* **What to produce**
Looking at the data that follows, count the lines containing the word "JSON" and write down only that count.

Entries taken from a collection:
══════════

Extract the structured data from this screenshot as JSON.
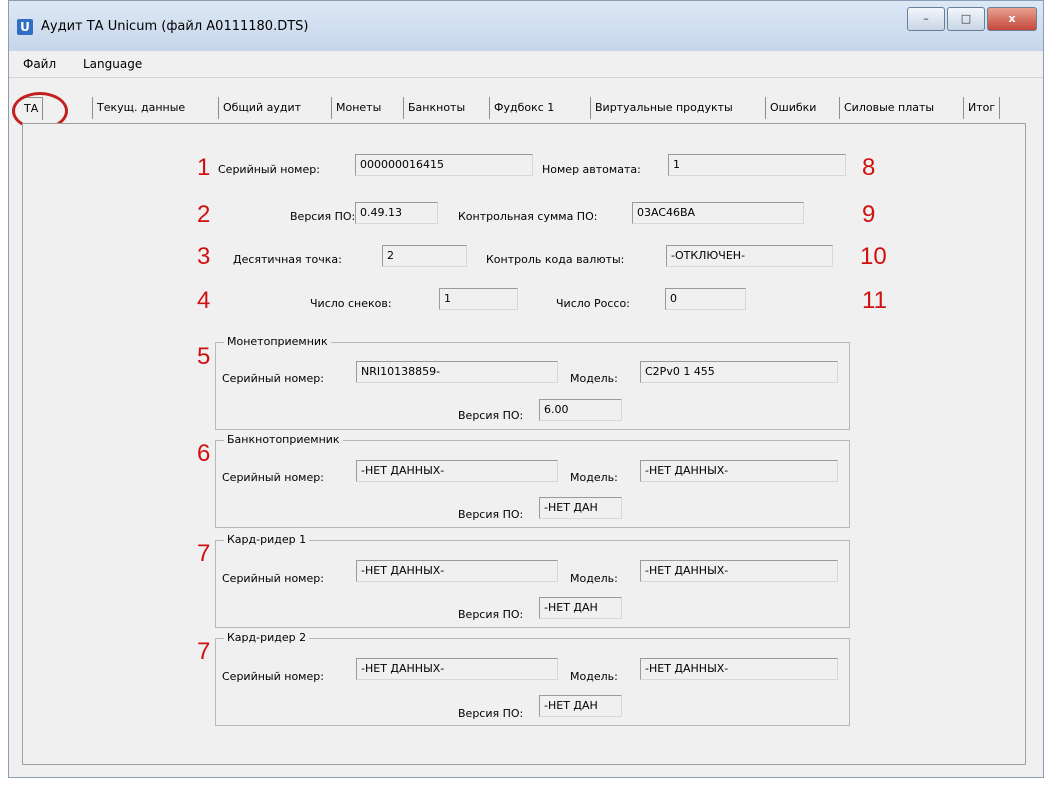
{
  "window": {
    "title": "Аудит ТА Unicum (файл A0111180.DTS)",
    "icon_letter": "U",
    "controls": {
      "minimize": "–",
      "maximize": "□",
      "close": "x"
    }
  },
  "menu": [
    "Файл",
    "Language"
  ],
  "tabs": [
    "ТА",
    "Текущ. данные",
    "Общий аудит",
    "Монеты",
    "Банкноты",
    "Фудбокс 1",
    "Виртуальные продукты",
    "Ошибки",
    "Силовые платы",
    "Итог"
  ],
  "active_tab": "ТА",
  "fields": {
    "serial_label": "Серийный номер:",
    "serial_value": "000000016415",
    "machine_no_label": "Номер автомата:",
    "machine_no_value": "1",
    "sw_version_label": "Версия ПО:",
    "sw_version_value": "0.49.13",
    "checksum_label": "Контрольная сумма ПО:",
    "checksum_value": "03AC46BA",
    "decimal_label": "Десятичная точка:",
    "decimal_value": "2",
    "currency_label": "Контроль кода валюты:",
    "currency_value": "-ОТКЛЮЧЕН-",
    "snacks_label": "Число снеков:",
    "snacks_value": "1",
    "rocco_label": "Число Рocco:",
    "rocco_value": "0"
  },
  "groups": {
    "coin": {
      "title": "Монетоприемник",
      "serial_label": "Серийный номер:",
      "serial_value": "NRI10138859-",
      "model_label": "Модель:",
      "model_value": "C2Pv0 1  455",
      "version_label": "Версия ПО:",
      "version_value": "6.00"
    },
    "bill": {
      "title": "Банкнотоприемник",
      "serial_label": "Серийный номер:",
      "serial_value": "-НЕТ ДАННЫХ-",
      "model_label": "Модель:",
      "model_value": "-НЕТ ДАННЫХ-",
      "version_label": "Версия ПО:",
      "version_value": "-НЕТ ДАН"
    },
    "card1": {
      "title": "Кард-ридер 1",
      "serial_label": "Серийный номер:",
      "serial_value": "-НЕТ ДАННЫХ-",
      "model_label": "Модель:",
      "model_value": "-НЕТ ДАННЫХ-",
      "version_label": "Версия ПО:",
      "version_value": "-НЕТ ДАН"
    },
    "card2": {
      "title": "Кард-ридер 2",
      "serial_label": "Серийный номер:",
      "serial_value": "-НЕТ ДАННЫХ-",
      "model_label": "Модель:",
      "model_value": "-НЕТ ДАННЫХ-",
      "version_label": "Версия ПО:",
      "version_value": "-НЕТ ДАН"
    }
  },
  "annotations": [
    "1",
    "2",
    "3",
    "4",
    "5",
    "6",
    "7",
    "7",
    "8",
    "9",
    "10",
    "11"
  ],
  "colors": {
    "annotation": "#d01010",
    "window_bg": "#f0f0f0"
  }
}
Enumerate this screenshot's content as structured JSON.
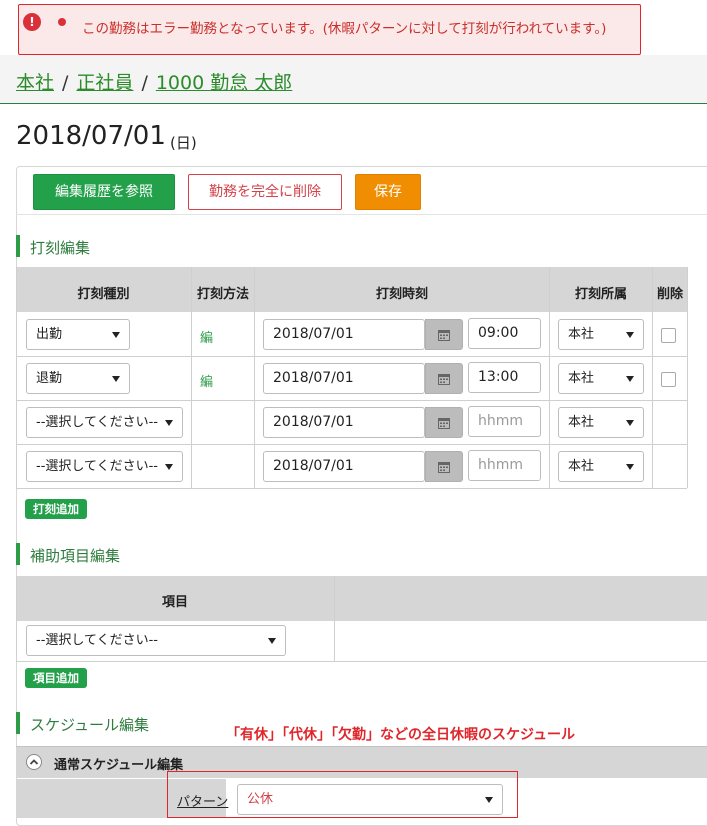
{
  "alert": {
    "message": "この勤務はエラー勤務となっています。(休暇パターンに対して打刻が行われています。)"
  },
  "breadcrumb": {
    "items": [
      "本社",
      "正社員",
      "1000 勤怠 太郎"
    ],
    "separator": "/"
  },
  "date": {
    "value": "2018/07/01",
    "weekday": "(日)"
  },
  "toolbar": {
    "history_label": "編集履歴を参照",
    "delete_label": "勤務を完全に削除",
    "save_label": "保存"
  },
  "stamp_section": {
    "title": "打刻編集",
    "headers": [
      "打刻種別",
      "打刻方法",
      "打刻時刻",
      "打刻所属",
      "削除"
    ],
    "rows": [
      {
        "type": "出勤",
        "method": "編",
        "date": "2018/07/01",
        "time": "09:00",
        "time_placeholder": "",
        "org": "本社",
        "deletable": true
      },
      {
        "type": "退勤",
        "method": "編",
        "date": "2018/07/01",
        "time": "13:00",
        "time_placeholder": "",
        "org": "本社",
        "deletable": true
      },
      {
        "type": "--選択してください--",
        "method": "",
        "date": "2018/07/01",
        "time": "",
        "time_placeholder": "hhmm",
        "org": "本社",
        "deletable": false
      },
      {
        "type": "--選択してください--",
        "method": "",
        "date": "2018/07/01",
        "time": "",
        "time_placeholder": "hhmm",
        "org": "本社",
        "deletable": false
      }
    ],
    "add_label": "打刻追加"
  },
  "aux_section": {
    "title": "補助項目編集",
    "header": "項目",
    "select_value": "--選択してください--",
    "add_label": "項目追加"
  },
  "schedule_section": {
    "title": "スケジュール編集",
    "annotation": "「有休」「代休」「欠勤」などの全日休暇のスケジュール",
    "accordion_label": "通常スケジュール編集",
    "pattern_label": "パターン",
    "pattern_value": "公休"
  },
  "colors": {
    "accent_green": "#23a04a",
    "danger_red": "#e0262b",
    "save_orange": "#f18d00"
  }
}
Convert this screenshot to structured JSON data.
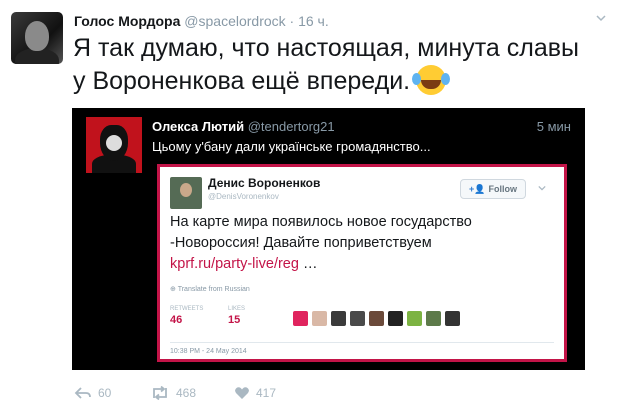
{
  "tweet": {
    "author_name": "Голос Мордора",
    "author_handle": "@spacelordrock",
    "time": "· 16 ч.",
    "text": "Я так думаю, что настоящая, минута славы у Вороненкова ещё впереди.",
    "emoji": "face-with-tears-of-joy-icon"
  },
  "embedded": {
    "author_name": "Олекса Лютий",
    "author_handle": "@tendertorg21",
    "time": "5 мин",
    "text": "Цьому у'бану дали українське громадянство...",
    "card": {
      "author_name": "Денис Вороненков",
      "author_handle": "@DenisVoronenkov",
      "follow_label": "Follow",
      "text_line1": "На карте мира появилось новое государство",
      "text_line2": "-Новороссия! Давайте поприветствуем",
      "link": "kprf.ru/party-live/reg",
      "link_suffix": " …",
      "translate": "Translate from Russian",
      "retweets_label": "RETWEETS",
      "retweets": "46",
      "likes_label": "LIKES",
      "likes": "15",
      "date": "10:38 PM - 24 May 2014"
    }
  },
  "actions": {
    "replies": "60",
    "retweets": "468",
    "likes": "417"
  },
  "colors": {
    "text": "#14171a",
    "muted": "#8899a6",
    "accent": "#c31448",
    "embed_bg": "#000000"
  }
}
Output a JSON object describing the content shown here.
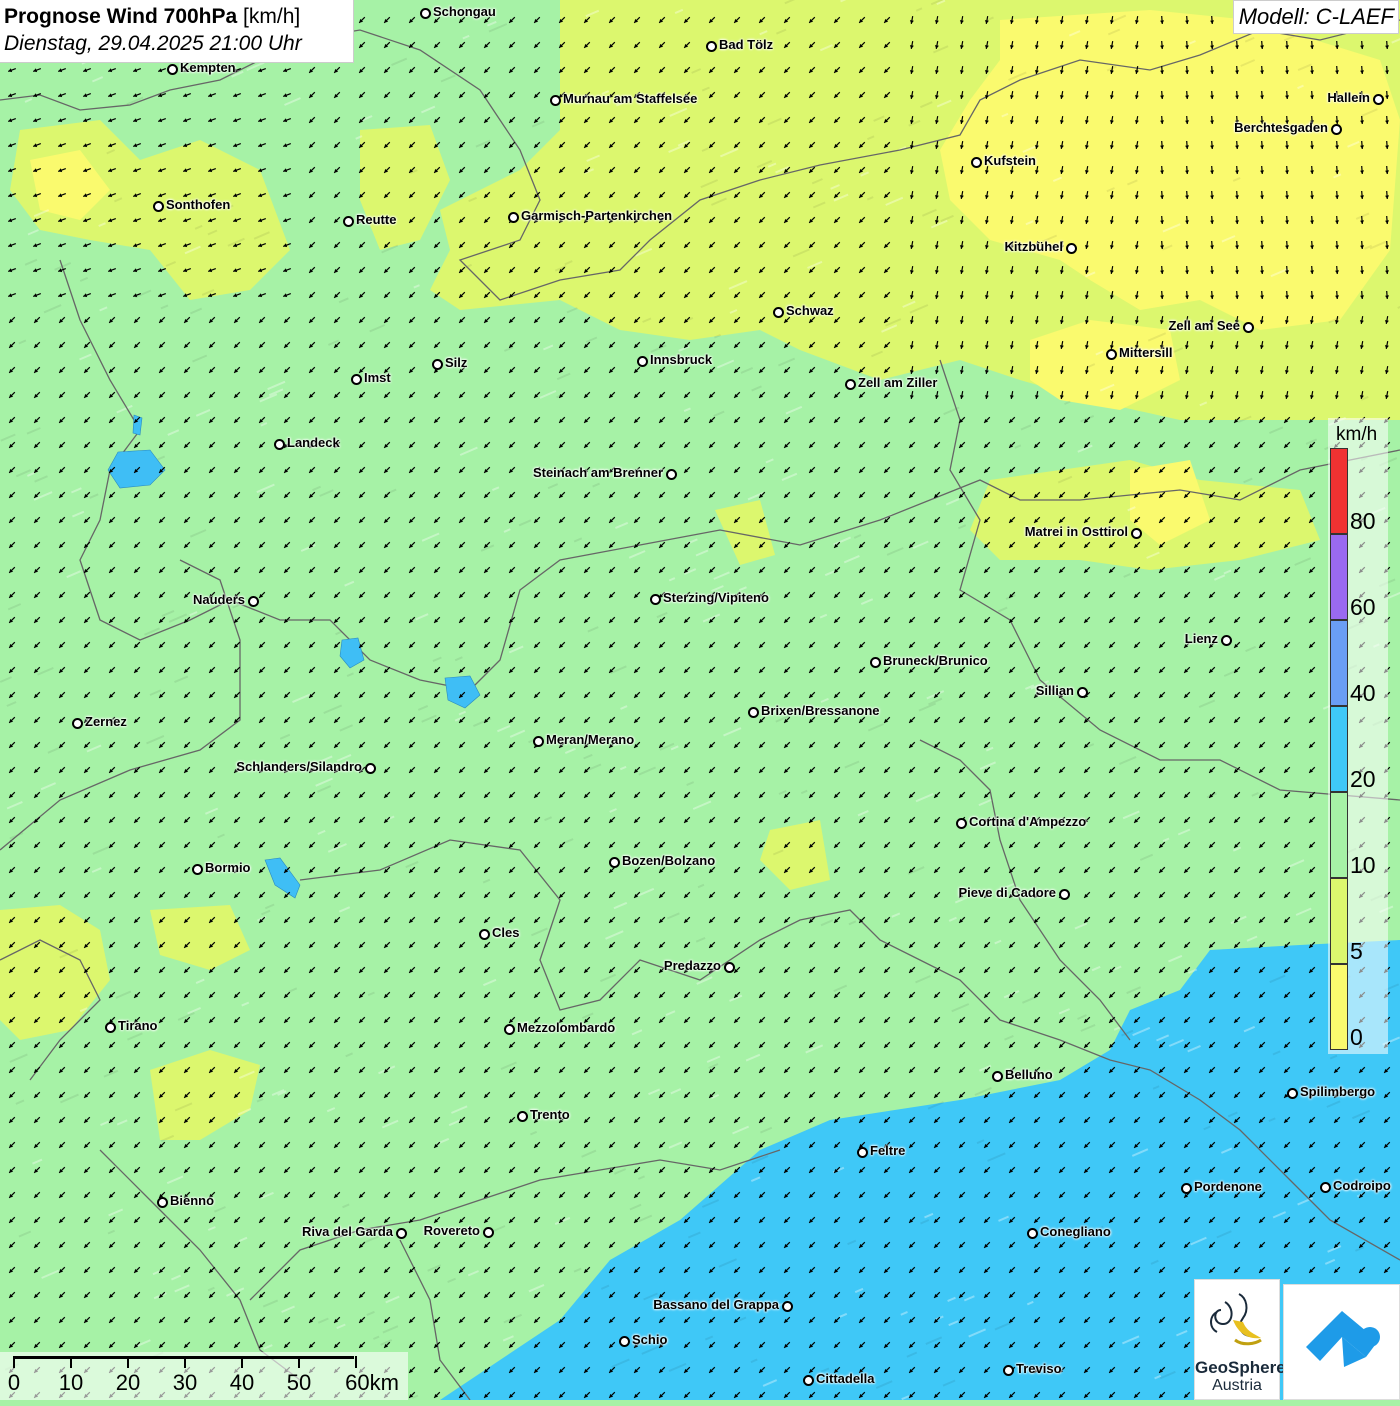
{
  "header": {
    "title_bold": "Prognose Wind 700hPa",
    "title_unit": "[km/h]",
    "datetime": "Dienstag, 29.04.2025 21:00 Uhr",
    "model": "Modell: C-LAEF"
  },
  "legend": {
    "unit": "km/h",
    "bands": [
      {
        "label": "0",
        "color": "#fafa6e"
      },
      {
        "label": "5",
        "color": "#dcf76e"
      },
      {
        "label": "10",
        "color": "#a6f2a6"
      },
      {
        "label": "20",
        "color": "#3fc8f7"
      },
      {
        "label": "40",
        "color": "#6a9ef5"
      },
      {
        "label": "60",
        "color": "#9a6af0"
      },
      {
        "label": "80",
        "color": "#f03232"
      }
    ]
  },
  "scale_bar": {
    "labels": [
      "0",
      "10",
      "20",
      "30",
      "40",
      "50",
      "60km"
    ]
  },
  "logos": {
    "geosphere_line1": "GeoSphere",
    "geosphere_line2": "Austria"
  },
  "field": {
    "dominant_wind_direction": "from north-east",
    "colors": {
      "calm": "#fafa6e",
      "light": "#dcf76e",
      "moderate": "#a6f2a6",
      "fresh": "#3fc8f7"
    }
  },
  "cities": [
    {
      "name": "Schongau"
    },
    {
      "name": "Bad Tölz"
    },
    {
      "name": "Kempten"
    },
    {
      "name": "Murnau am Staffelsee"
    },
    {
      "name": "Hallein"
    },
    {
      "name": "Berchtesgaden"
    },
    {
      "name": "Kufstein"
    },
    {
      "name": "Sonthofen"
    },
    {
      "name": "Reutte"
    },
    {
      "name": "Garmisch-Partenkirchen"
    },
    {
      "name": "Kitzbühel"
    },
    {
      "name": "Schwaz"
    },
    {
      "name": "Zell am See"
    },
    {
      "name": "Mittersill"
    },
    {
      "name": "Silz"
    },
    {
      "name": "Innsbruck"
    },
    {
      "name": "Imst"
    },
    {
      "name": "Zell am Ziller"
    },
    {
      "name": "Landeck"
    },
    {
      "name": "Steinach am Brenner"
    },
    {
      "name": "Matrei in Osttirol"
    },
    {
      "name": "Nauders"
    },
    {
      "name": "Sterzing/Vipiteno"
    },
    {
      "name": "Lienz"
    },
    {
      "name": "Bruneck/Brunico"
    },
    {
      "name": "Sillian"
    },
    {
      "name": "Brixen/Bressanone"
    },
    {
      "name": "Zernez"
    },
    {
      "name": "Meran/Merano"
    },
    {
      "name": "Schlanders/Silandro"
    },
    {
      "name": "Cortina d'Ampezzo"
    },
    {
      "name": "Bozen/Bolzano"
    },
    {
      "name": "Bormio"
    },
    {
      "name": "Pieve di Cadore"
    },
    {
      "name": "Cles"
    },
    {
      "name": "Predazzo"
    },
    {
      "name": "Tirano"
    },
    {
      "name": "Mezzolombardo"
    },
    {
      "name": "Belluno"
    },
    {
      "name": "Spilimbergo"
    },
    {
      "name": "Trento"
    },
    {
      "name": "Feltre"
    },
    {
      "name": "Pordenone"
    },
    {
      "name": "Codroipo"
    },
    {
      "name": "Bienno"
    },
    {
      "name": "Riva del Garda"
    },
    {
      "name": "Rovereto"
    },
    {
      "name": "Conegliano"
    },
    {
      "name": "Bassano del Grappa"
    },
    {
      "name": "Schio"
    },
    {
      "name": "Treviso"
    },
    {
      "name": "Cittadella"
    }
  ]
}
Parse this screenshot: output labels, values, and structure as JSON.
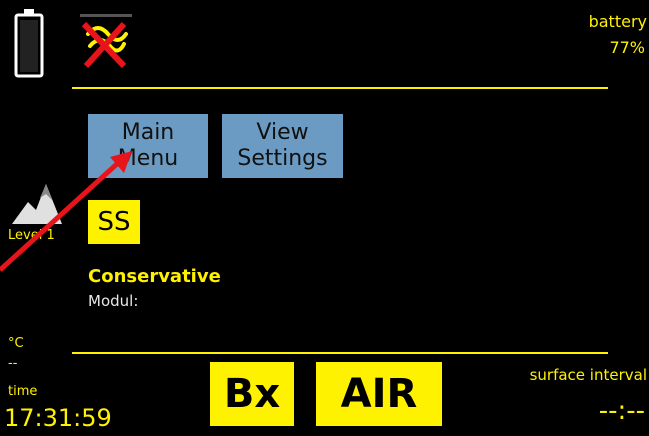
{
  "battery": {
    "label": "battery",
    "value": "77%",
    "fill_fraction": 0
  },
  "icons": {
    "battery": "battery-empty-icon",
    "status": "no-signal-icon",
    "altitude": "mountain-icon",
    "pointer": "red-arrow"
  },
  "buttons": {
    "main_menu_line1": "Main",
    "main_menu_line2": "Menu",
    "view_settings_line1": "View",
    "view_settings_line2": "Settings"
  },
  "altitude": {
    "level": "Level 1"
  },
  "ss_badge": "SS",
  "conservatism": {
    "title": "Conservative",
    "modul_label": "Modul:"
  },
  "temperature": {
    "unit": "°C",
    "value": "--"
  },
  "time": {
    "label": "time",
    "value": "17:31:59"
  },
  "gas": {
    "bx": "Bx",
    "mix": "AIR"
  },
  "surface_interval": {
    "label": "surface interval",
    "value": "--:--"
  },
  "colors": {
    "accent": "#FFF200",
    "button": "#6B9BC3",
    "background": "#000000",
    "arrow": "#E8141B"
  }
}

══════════

* **Reply to the task**
5